What to do
Your output should be an exact copy of the records, with no pictures in it.

Data about app and page elements

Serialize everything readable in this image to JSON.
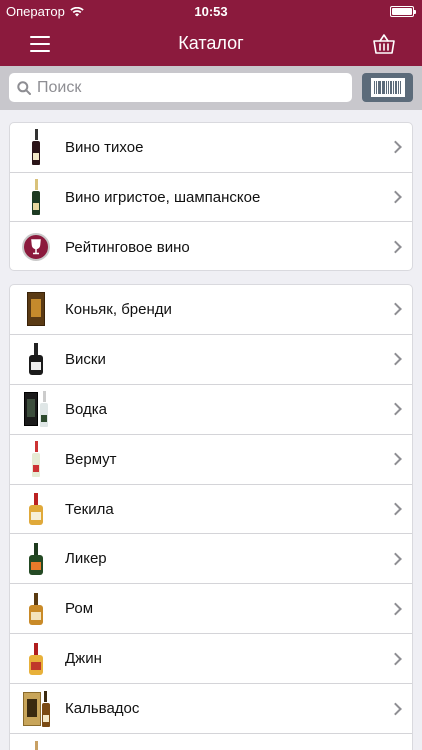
{
  "status": {
    "carrier": "Оператор",
    "time": "10:53"
  },
  "header": {
    "title": "Каталог",
    "menu_icon": "menu-icon",
    "cart_icon": "basket-icon"
  },
  "search": {
    "placeholder": "Поиск",
    "value": "",
    "scan_icon": "barcode-icon"
  },
  "colors": {
    "brand": "#8b1a3d",
    "scan_button": "#5c6b7a",
    "background": "#efeff4"
  },
  "groups": [
    {
      "items": [
        {
          "label": "Вино тихое",
          "icon": "red-wine-bottle-icon"
        },
        {
          "label": "Вино игристое, шампанское",
          "icon": "sparkling-wine-bottle-icon"
        },
        {
          "label": "Рейтинговое вино",
          "icon": "wine-rating-badge-icon"
        }
      ]
    },
    {
      "items": [
        {
          "label": "Коньяк, бренди",
          "icon": "cognac-box-icon"
        },
        {
          "label": "Виски",
          "icon": "whisky-bottle-icon"
        },
        {
          "label": "Водка",
          "icon": "vodka-bottle-icon"
        },
        {
          "label": "Вермут",
          "icon": "vermouth-bottle-icon"
        },
        {
          "label": "Текила",
          "icon": "tequila-bottle-icon"
        },
        {
          "label": "Ликер",
          "icon": "liqueur-bottle-icon"
        },
        {
          "label": "Ром",
          "icon": "rum-bottle-icon"
        },
        {
          "label": "Джин",
          "icon": "gin-bottle-icon"
        },
        {
          "label": "Кальвадос",
          "icon": "calvados-box-icon"
        },
        {
          "label": "",
          "icon": "bottle-icon"
        }
      ]
    }
  ]
}
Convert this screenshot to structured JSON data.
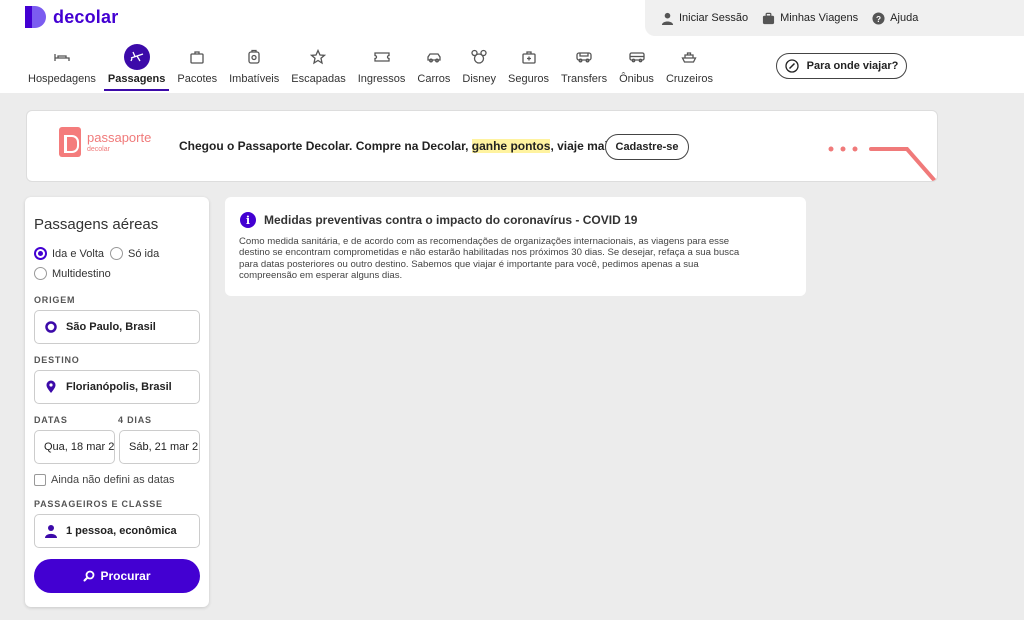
{
  "brand": {
    "name": "decolar",
    "accent": "#4300d2",
    "coral": "#f07a7a"
  },
  "top_links": [
    {
      "label": "Iniciar Sessão",
      "icon": "user-icon"
    },
    {
      "label": "Minhas Viagens",
      "icon": "suitcase-icon"
    },
    {
      "label": "Ajuda",
      "icon": "help-icon"
    }
  ],
  "nav": [
    {
      "label": "Hospedagens",
      "icon": "bed-icon",
      "active": false
    },
    {
      "label": "Passagens",
      "icon": "plane-icon",
      "active": true
    },
    {
      "label": "Pacotes",
      "icon": "package-icon",
      "active": false
    },
    {
      "label": "Imbatíveis",
      "icon": "tag-icon",
      "active": false
    },
    {
      "label": "Escapadas",
      "icon": "star-icon",
      "active": false
    },
    {
      "label": "Ingressos",
      "icon": "ticket-icon",
      "active": false
    },
    {
      "label": "Carros",
      "icon": "car-icon",
      "active": false
    },
    {
      "label": "Disney",
      "icon": "mickey-icon",
      "active": false
    },
    {
      "label": "Seguros",
      "icon": "insurance-icon",
      "active": false
    },
    {
      "label": "Transfers",
      "icon": "transfer-icon",
      "active": false
    },
    {
      "label": "Ônibus",
      "icon": "bus-icon",
      "active": false
    },
    {
      "label": "Cruzeiros",
      "icon": "ship-icon",
      "active": false
    }
  ],
  "where_button": {
    "label": "Para onde viajar?"
  },
  "banner": {
    "logo_name": "passaporte",
    "logo_sub": "decolar",
    "message_before": "Chegou o Passaporte Decolar. Compre na Decolar, ",
    "message_highlight": "ganhe pontos",
    "message_after": ", viaje mais.",
    "cta": "Cadastre-se"
  },
  "search": {
    "title": "Passagens aéreas",
    "trip_types": [
      {
        "label": "Ida e Volta",
        "selected": true
      },
      {
        "label": "Só ida",
        "selected": false
      },
      {
        "label": "Multidestino",
        "selected": false
      }
    ],
    "origin_label": "ORIGEM",
    "origin_value": "São Paulo, Brasil",
    "destination_label": "DESTINO",
    "destination_value": "Florianópolis, Brasil",
    "dates_label": "DATAS",
    "days_label": "4 DIAS",
    "date_depart": "Qua, 18 mar 2",
    "date_return": "Sáb, 21 mar 2",
    "no_dates_label": "Ainda não defini as datas",
    "passengers_label": "PASSAGEIROS E CLASSE",
    "passengers_value": "1 pessoa, econômica",
    "search_button": "Procurar"
  },
  "notice": {
    "title": "Medidas preventivas contra o impacto do coronavírus - COVID 19",
    "lines": [
      "Como medida sanitária, e de acordo com as recomendações de organizações internacionais, as viagens para esse",
      "destino se encontram comprometidas e não estarão habilitadas nos próximos 30 dias. Se desejar, refaça a sua busca",
      "para datas posteriores ou outro destino. Sabemos que viajar é importante para você, pedimos apenas a sua",
      "compreensão em esperar alguns dias."
    ]
  }
}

Finished exercise
Serialize everything readable in this image to JSON.
{
  "status": {
    "carrier": "Оператор",
    "time": "10:53"
  },
  "header": {
    "title": "Каталог",
    "menu_icon": "menu-icon",
    "cart_icon": "basket-icon"
  },
  "search": {
    "placeholder": "Поиск",
    "value": "",
    "scan_icon": "barcode-icon"
  },
  "colors": {
    "brand": "#8b1a3d",
    "scan_button": "#5c6b7a",
    "background": "#efeff4"
  },
  "groups": [
    {
      "items": [
        {
          "label": "Вино тихое",
          "icon": "red-wine-bottle-icon"
        },
        {
          "label": "Вино игристое, шампанское",
          "icon": "sparkling-wine-bottle-icon"
        },
        {
          "label": "Рейтинговое вино",
          "icon": "wine-rating-badge-icon"
        }
      ]
    },
    {
      "items": [
        {
          "label": "Коньяк, бренди",
          "icon": "cognac-box-icon"
        },
        {
          "label": "Виски",
          "icon": "whisky-bottle-icon"
        },
        {
          "label": "Водка",
          "icon": "vodka-bottle-icon"
        },
        {
          "label": "Вермут",
          "icon": "vermouth-bottle-icon"
        },
        {
          "label": "Текила",
          "icon": "tequila-bottle-icon"
        },
        {
          "label": "Ликер",
          "icon": "liqueur-bottle-icon"
        },
        {
          "label": "Ром",
          "icon": "rum-bottle-icon"
        },
        {
          "label": "Джин",
          "icon": "gin-bottle-icon"
        },
        {
          "label": "Кальвадос",
          "icon": "calvados-box-icon"
        },
        {
          "label": "",
          "icon": "bottle-icon"
        }
      ]
    }
  ]
}
Convert this screenshot to structured JSON data.
{
  "brand": {
    "name": "decolar",
    "accent": "#4300d2",
    "coral": "#f07a7a"
  },
  "top_links": [
    {
      "label": "Iniciar Sessão",
      "icon": "user-icon"
    },
    {
      "label": "Minhas Viagens",
      "icon": "suitcase-icon"
    },
    {
      "label": "Ajuda",
      "icon": "help-icon"
    }
  ],
  "nav": [
    {
      "label": "Hospedagens",
      "icon": "bed-icon",
      "active": false
    },
    {
      "label": "Passagens",
      "icon": "plane-icon",
      "active": true
    },
    {
      "label": "Pacotes",
      "icon": "package-icon",
      "active": false
    },
    {
      "label": "Imbatíveis",
      "icon": "tag-icon",
      "active": false
    },
    {
      "label": "Escapadas",
      "icon": "star-icon",
      "active": false
    },
    {
      "label": "Ingressos",
      "icon": "ticket-icon",
      "active": false
    },
    {
      "label": "Carros",
      "icon": "car-icon",
      "active": false
    },
    {
      "label": "Disney",
      "icon": "mickey-icon",
      "active": false
    },
    {
      "label": "Seguros",
      "icon": "insurance-icon",
      "active": false
    },
    {
      "label": "Transfers",
      "icon": "transfer-icon",
      "active": false
    },
    {
      "label": "Ônibus",
      "icon": "bus-icon",
      "active": false
    },
    {
      "label": "Cruzeiros",
      "icon": "ship-icon",
      "active": false
    }
  ],
  "where_button": {
    "label": "Para onde viajar?"
  },
  "banner": {
    "logo_name": "passaporte",
    "logo_sub": "decolar",
    "message_before": "Chegou o Passaporte Decolar. Compre na Decolar, ",
    "message_highlight": "ganhe pontos",
    "message_after": ", viaje mais.",
    "cta": "Cadastre-se"
  },
  "search": {
    "title": "Passagens aéreas",
    "trip_types": [
      {
        "label": "Ida e Volta",
        "selected": true
      },
      {
        "label": "Só ida",
        "selected": false
      },
      {
        "label": "Multidestino",
        "selected": false
      }
    ],
    "origin_label": "ORIGEM",
    "origin_value": "São Paulo, Brasil",
    "destination_label": "DESTINO",
    "destination_value": "Florianópolis, Brasil",
    "dates_label": "DATAS",
    "days_label": "4 DIAS",
    "date_depart": "Qua, 18 mar 2",
    "date_return": "Sáb, 21 mar 2",
    "no_dates_label": "Ainda não defini as datas",
    "passengers_label": "PASSAGEIROS E CLASSE",
    "passengers_value": "1 pessoa, econômica",
    "search_button": "Procurar"
  },
  "notice": {
    "title": "Medidas preventivas contra o impacto do coronavírus - COVID 19",
    "lines": [
      "Como medida sanitária, e de acordo com as recomendações de organizações internacionais, as viagens para esse",
      "destino se encontram comprometidas e não estarão habilitadas nos próximos 30 dias. Se desejar, refaça a sua busca",
      "para datas posteriores ou outro destino. Sabemos que viajar é importante para você, pedimos apenas a sua",
      "compreensão em esperar alguns dias."
    ]
  }
}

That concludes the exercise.